Good centers also are comfortable with changing the call on the fly and picking up blitzing linebackers. Alabama's run schemes are more diverse than most college teams, too, so that adds another element that the center must be familiar with.

Among the three players competing at center — Dalcourt, fifth-year senior Chris Owens and redshirt sophomore Emil Ekiyor Jr. — Owens has by far the most experience. He's been at Alabama since Ekiyor was a junior in high school and since Dalcourt was a sophomore. Though Ekiyor is a year ahead of Dalcourt, he's considered the third option at the position.

When it comes to stature and build, both players are listed at 6-foot-3, but Owens is 15 pounds heavier than Dalcourt, weighing in at 315 pounds. There are successful NFL centers with both body types, Cubelic said, but Owens gets the edge due to his stockier and "beefier" body type.

"I don't think that there's a big differential in talent," Cubelic said. "... I think if you're talking about being able to hold up, [Owens] gets an immediate advantage just because of the way that he's built."

If Owens does win the starting job, it would likely be his experience that pushed him over the top. Cubelic said if all else is equal, put the safest bet at center, and with Alabama's other four linemen totaling 80 career starts, Owens would fit right in with one of the most experienced offensive lines in coach Nick Saban's tenure.

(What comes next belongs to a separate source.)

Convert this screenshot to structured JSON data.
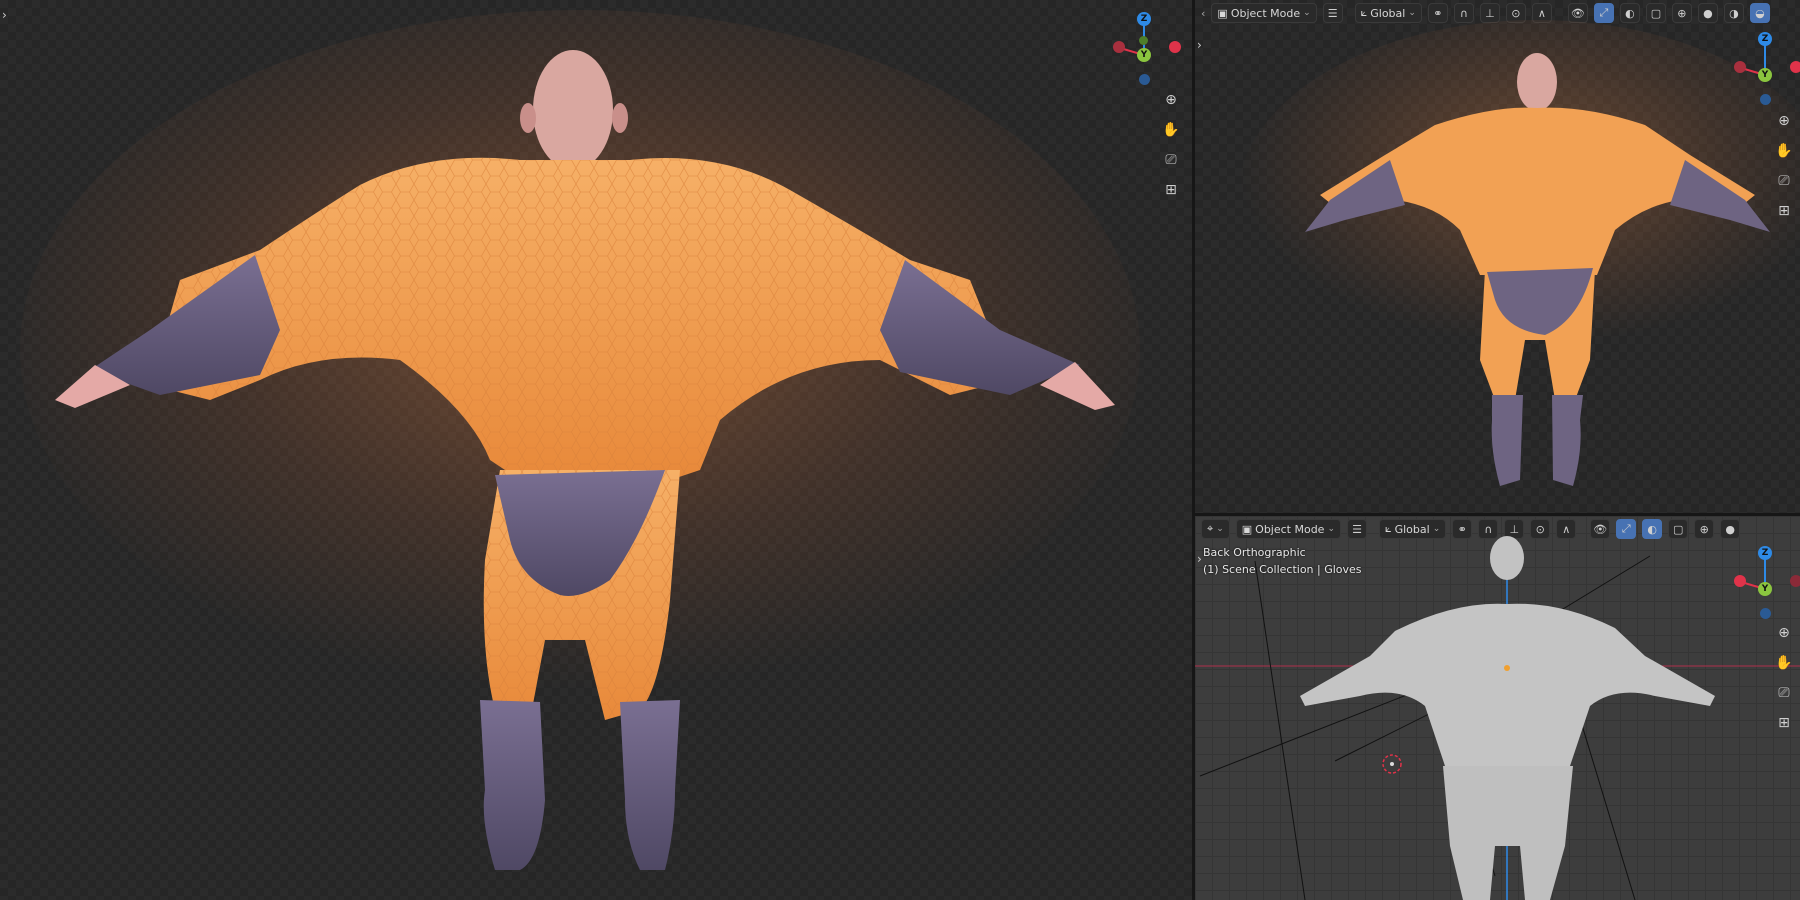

"When you have a veteran group, you can do some subtle tweaks," offensive coordinator Steve Sarkisian said. "You can do some things with those guys that maybe you couldn't do with a younger group."